** Opening Data for processing block **

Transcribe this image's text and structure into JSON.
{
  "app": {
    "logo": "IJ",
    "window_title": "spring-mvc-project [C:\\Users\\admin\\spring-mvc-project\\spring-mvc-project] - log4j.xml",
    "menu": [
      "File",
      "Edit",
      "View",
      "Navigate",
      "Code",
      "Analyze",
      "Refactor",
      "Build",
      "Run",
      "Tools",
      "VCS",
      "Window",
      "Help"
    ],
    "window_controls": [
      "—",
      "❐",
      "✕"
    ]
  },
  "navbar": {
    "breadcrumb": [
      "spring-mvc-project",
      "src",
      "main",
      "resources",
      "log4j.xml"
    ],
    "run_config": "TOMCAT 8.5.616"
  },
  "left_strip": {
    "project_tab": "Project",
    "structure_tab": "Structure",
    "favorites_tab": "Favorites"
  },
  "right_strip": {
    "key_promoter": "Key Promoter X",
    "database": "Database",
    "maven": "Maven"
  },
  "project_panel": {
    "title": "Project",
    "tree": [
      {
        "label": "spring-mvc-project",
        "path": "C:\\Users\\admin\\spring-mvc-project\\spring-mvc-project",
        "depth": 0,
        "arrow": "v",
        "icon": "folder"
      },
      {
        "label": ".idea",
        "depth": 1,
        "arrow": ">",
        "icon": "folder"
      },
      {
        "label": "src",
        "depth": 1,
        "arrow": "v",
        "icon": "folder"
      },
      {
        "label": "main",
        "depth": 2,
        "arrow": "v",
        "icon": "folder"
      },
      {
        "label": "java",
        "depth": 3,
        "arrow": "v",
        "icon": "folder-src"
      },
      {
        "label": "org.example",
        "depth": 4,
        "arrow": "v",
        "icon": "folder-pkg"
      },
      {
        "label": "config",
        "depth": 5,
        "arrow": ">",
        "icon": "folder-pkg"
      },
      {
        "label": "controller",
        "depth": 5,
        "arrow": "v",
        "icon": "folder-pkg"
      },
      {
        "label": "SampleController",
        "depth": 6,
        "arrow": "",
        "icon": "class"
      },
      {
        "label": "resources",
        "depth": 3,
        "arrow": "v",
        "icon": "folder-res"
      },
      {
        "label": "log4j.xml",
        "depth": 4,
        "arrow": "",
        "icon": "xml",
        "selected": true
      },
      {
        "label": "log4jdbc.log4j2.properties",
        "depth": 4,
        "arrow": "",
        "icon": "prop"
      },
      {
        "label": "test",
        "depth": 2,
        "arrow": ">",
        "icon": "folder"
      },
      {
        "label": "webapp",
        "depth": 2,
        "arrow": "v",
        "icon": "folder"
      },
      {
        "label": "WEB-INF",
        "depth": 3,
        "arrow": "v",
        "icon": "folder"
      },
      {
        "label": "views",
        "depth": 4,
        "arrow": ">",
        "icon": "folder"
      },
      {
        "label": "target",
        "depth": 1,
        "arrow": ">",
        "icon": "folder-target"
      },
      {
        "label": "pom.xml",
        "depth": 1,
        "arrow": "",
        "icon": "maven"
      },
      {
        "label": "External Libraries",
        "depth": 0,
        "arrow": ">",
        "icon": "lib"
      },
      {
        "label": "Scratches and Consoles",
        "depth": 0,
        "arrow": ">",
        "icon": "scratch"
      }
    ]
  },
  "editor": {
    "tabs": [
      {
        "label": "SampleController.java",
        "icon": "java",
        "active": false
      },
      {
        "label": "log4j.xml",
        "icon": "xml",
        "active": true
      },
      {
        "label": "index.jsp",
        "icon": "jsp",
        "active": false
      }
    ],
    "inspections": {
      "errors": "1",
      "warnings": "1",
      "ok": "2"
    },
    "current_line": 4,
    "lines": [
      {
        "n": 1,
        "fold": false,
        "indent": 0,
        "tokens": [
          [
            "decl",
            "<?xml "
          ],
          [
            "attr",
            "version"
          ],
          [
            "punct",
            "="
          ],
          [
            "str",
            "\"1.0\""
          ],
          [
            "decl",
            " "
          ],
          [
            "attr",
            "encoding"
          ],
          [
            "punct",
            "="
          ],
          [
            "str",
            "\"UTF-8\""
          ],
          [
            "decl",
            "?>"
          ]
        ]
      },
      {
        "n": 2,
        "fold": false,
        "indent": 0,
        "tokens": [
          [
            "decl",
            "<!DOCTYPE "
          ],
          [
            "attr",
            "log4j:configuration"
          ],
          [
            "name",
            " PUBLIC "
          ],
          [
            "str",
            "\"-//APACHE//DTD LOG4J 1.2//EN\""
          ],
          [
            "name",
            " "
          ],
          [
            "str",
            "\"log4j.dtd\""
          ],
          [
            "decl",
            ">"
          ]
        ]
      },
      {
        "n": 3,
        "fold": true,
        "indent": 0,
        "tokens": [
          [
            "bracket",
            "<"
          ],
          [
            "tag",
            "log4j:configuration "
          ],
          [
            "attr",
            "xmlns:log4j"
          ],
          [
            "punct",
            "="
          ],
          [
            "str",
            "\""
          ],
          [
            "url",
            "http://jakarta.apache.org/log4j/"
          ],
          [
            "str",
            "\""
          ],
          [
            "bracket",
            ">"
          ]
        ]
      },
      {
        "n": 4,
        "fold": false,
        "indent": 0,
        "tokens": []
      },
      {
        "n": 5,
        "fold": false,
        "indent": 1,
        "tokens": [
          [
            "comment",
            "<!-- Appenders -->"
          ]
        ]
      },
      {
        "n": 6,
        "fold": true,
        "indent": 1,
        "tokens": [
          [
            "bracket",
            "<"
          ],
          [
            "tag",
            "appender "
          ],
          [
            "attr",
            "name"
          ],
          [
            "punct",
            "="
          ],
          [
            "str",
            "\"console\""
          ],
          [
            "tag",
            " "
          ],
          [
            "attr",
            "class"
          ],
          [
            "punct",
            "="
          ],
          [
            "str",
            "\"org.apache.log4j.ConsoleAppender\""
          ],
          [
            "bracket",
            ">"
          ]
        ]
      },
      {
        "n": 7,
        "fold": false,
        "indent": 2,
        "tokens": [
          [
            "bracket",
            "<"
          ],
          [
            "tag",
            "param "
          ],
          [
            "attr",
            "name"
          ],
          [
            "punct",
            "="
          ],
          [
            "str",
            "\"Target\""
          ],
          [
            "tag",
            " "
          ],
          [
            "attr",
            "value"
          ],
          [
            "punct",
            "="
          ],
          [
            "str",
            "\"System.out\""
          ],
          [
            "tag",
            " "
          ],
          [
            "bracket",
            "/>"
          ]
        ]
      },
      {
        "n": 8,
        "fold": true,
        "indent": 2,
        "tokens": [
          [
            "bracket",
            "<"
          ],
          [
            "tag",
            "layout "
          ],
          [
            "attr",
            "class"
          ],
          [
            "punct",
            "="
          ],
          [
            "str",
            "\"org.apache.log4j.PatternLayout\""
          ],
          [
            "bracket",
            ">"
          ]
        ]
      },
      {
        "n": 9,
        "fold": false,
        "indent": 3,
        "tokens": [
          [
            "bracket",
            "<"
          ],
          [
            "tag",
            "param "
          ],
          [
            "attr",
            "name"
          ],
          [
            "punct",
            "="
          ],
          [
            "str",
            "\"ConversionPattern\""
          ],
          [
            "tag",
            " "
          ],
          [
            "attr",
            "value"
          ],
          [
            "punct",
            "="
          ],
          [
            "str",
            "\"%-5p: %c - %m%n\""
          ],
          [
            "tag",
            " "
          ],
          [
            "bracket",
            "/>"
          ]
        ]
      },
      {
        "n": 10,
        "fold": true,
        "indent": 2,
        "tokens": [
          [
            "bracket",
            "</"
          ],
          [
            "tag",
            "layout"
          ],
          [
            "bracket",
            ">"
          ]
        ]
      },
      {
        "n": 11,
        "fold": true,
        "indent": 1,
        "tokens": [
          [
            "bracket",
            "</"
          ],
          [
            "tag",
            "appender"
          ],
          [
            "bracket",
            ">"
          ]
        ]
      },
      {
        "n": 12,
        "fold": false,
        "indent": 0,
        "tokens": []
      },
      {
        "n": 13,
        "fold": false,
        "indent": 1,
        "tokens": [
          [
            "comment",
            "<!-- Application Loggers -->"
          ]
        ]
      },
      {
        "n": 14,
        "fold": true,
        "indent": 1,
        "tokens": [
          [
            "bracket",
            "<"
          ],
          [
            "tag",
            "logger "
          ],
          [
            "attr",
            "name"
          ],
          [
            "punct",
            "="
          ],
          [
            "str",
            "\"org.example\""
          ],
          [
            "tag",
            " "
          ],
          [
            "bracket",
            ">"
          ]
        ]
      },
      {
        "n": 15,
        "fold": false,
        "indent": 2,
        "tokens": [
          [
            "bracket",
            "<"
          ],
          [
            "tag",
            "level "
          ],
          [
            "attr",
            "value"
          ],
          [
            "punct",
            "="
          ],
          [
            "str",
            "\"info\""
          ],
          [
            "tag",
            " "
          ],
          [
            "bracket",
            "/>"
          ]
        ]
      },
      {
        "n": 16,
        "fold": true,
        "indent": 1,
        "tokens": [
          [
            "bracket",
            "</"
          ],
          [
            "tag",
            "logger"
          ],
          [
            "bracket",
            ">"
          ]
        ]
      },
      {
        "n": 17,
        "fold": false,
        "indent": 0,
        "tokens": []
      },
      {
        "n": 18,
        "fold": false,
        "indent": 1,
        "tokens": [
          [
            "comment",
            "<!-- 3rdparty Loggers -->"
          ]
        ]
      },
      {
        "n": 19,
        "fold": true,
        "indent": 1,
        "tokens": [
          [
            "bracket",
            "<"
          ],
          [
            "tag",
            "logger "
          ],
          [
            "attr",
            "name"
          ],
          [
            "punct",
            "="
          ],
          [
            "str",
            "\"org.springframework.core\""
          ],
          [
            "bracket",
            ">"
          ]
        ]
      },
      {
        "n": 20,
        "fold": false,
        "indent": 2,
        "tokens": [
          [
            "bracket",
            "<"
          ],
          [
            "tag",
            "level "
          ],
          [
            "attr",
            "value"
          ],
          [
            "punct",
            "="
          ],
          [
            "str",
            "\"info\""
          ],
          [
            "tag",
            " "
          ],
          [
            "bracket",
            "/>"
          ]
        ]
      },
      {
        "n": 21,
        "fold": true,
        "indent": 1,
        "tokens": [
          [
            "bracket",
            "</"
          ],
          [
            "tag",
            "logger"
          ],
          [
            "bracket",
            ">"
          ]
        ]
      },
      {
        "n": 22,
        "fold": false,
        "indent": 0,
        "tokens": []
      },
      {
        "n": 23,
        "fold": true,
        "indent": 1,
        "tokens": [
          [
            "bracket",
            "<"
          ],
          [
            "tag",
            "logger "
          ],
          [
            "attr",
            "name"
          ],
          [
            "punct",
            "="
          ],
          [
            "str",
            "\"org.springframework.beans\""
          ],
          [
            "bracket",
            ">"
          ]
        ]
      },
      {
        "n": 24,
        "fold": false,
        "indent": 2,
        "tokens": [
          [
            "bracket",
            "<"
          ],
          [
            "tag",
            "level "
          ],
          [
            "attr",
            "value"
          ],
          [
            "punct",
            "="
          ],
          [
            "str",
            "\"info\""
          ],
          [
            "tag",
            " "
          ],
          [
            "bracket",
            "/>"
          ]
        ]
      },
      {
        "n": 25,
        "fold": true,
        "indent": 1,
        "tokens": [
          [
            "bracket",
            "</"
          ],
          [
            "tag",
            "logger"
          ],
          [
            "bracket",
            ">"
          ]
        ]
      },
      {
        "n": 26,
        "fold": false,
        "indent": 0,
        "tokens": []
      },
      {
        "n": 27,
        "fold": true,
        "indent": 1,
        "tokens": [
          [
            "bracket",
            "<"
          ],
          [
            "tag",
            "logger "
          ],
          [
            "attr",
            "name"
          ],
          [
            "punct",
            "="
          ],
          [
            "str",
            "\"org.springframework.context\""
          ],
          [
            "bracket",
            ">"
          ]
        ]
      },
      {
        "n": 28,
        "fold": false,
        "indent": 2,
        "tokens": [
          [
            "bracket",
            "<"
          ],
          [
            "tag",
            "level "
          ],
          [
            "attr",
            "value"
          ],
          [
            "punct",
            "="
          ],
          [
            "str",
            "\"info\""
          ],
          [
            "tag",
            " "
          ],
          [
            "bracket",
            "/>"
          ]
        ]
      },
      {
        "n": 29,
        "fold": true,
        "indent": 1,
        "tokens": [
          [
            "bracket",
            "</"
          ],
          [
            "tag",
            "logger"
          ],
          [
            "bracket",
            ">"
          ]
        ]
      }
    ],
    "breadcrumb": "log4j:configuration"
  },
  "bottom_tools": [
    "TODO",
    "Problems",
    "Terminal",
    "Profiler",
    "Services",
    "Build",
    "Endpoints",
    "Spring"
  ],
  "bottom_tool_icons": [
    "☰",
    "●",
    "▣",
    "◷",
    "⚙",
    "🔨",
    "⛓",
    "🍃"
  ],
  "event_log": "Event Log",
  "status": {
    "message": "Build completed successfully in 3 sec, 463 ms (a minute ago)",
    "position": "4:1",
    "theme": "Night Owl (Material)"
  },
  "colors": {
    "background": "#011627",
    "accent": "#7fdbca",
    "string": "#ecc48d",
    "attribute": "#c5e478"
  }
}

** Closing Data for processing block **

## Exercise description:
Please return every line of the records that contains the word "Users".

## Task output:
    "window_title": "spring-mvc-project [C:\\Users\\admin\\spring-mvc-project\\spring-mvc-project] - log4j.xml",
        "path": "C:\\Users\\admin\\spring-mvc-project\\spring-mvc-project",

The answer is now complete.